**Records to use**
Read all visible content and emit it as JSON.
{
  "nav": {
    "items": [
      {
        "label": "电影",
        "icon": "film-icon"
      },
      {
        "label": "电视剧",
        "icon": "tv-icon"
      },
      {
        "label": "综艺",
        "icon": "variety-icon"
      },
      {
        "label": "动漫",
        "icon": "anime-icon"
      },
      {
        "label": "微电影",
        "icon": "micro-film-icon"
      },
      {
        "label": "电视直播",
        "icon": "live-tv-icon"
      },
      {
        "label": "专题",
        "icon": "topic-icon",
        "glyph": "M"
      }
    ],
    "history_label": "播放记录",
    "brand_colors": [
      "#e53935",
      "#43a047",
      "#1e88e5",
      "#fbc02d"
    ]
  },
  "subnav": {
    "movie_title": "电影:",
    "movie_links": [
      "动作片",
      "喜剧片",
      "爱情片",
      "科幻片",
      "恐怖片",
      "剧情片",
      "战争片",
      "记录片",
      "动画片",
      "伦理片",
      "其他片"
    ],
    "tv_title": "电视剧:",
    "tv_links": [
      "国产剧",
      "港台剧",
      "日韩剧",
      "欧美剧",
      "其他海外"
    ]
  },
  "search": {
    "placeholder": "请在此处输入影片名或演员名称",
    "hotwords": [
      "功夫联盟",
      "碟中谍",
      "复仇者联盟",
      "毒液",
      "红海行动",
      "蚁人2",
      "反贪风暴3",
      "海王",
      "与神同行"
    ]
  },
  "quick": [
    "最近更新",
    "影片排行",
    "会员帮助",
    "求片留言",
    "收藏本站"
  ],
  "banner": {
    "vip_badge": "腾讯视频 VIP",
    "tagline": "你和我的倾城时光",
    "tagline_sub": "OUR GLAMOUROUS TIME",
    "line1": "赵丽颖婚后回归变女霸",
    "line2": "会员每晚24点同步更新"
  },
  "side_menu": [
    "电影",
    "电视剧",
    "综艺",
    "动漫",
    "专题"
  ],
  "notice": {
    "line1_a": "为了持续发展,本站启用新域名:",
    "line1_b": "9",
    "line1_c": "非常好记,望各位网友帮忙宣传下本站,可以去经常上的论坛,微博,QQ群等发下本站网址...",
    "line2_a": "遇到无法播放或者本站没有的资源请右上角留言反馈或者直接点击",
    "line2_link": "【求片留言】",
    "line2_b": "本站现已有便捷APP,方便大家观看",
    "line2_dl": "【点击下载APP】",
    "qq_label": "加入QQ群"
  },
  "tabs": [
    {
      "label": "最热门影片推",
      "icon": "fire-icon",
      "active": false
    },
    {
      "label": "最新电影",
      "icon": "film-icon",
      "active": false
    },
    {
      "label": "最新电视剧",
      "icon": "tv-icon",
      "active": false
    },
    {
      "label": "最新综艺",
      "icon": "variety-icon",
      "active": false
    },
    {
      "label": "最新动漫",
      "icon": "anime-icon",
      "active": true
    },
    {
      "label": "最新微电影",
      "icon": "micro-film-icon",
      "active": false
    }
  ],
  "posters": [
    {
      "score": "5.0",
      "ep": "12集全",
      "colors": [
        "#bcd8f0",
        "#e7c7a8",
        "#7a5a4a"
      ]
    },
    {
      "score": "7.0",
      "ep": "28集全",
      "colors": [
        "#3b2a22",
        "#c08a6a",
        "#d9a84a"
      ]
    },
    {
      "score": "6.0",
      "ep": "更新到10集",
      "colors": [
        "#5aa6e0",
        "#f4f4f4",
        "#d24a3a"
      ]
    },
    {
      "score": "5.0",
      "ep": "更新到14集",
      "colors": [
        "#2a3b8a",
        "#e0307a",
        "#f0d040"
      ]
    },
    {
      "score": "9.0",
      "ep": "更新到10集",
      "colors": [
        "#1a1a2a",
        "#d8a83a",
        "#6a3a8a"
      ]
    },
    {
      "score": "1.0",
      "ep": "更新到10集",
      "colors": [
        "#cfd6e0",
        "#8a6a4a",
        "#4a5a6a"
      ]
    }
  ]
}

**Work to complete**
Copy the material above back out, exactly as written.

**Answer to this exercise**
Read all visible content and emit it as JSON.
{
  "nav": {
    "items": [
      {
        "label": "电影",
        "icon": "film-icon"
      },
      {
        "label": "电视剧",
        "icon": "tv-icon"
      },
      {
        "label": "综艺",
        "icon": "variety-icon"
      },
      {
        "label": "动漫",
        "icon": "anime-icon"
      },
      {
        "label": "微电影",
        "icon": "micro-film-icon"
      },
      {
        "label": "电视直播",
        "icon": "live-tv-icon"
      },
      {
        "label": "专题",
        "icon": "topic-icon",
        "glyph": "M"
      }
    ],
    "history_label": "播放记录",
    "brand_colors": [
      "#e53935",
      "#43a047",
      "#1e88e5",
      "#fbc02d"
    ]
  },
  "subnav": {
    "movie_title": "电影:",
    "movie_links": [
      "动作片",
      "喜剧片",
      "爱情片",
      "科幻片",
      "恐怖片",
      "剧情片",
      "战争片",
      "记录片",
      "动画片",
      "伦理片",
      "其他片"
    ],
    "tv_title": "电视剧:",
    "tv_links": [
      "国产剧",
      "港台剧",
      "日韩剧",
      "欧美剧",
      "其他海外"
    ]
  },
  "search": {
    "placeholder": "请在此处输入影片名或演员名称",
    "hotwords": [
      "功夫联盟",
      "碟中谍",
      "复仇者联盟",
      "毒液",
      "红海行动",
      "蚁人2",
      "反贪风暴3",
      "海王",
      "与神同行"
    ]
  },
  "quick": [
    "最近更新",
    "影片排行",
    "会员帮助",
    "求片留言",
    "收藏本站"
  ],
  "banner": {
    "vip_badge": "腾讯视频 VIP",
    "tagline": "你和我的倾城时光",
    "tagline_sub": "OUR GLAMOUROUS TIME",
    "line1": "赵丽颖婚后回归变女霸",
    "line2": "会员每晚24点同步更新"
  },
  "side_menu": [
    "电影",
    "电视剧",
    "综艺",
    "动漫",
    "专题"
  ],
  "notice": {
    "line1_a": "为了持续发展,本站启用新域名:",
    "line1_b": "9",
    "line1_c": "非常好记,望各位网友帮忙宣传下本站,可以去经常上的论坛,微博,QQ群等发下本站网址...",
    "line2_a": "遇到无法播放或者本站没有的资源请右上角留言反馈或者直接点击",
    "line2_link": "【求片留言】",
    "line2_b": "本站现已有便捷APP,方便大家观看",
    "line2_dl": "【点击下载APP】",
    "qq_label": "加入QQ群"
  },
  "tabs": [
    {
      "label": "最热门影片推",
      "icon": "fire-icon",
      "active": false
    },
    {
      "label": "最新电影",
      "icon": "film-icon",
      "active": false
    },
    {
      "label": "最新电视剧",
      "icon": "tv-icon",
      "active": false
    },
    {
      "label": "最新综艺",
      "icon": "variety-icon",
      "active": false
    },
    {
      "label": "最新动漫",
      "icon": "anime-icon",
      "active": true
    },
    {
      "label": "最新微电影",
      "icon": "micro-film-icon",
      "active": false
    }
  ],
  "posters": [
    {
      "score": "5.0",
      "ep": "12集全",
      "colors": [
        "#bcd8f0",
        "#e7c7a8",
        "#7a5a4a"
      ]
    },
    {
      "score": "7.0",
      "ep": "28集全",
      "colors": [
        "#3b2a22",
        "#c08a6a",
        "#d9a84a"
      ]
    },
    {
      "score": "6.0",
      "ep": "更新到10集",
      "colors": [
        "#5aa6e0",
        "#f4f4f4",
        "#d24a3a"
      ]
    },
    {
      "score": "5.0",
      "ep": "更新到14集",
      "colors": [
        "#2a3b8a",
        "#e0307a",
        "#f0d040"
      ]
    },
    {
      "score": "9.0",
      "ep": "更新到10集",
      "colors": [
        "#1a1a2a",
        "#d8a83a",
        "#6a3a8a"
      ]
    },
    {
      "score": "1.0",
      "ep": "更新到10集",
      "colors": [
        "#cfd6e0",
        "#8a6a4a",
        "#4a5a6a"
      ]
    }
  ]
}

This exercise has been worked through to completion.